Records section start
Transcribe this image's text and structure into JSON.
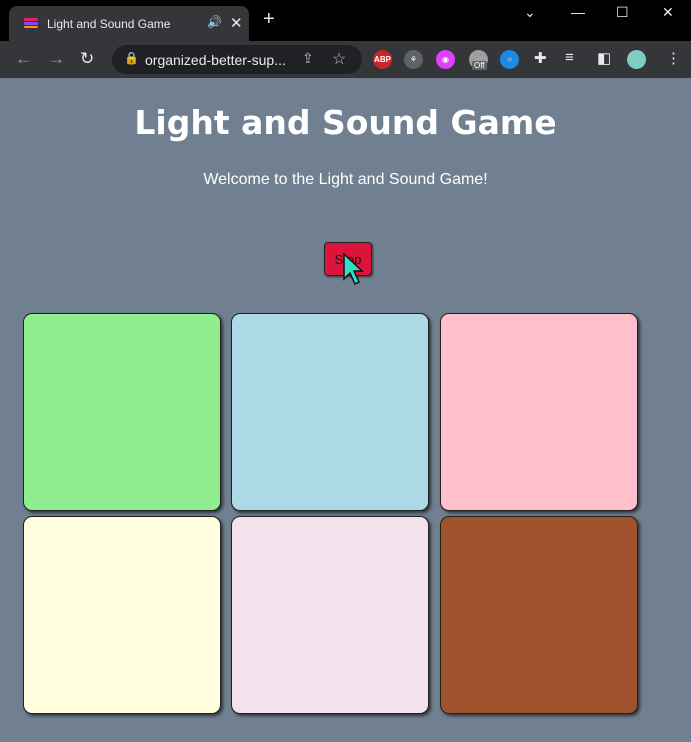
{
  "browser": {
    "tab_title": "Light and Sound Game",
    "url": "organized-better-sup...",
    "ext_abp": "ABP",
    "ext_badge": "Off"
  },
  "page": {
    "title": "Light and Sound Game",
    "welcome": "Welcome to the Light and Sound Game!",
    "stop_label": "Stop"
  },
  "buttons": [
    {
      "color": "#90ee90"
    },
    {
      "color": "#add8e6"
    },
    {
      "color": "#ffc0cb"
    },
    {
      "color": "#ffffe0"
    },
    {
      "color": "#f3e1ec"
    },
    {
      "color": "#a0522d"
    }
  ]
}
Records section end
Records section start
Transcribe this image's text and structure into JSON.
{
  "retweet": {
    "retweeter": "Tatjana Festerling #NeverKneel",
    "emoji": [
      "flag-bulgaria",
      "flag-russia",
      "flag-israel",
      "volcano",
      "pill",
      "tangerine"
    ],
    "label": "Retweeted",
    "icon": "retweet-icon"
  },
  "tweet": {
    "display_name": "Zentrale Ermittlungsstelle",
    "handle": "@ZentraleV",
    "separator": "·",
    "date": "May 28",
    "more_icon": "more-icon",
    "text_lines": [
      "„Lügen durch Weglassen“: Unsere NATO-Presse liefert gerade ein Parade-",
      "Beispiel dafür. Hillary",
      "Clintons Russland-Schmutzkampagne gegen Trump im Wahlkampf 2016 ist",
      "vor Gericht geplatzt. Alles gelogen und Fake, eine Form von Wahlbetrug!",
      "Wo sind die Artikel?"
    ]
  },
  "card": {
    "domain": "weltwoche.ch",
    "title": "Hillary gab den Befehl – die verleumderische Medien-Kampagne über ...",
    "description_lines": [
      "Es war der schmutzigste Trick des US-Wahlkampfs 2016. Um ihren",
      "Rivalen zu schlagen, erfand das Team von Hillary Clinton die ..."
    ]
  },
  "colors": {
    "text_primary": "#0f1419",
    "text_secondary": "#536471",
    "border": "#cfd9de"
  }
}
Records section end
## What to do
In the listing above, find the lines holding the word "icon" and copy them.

## Answer for the task
    "icon": "retweet-icon"
    "more_icon": "more-icon",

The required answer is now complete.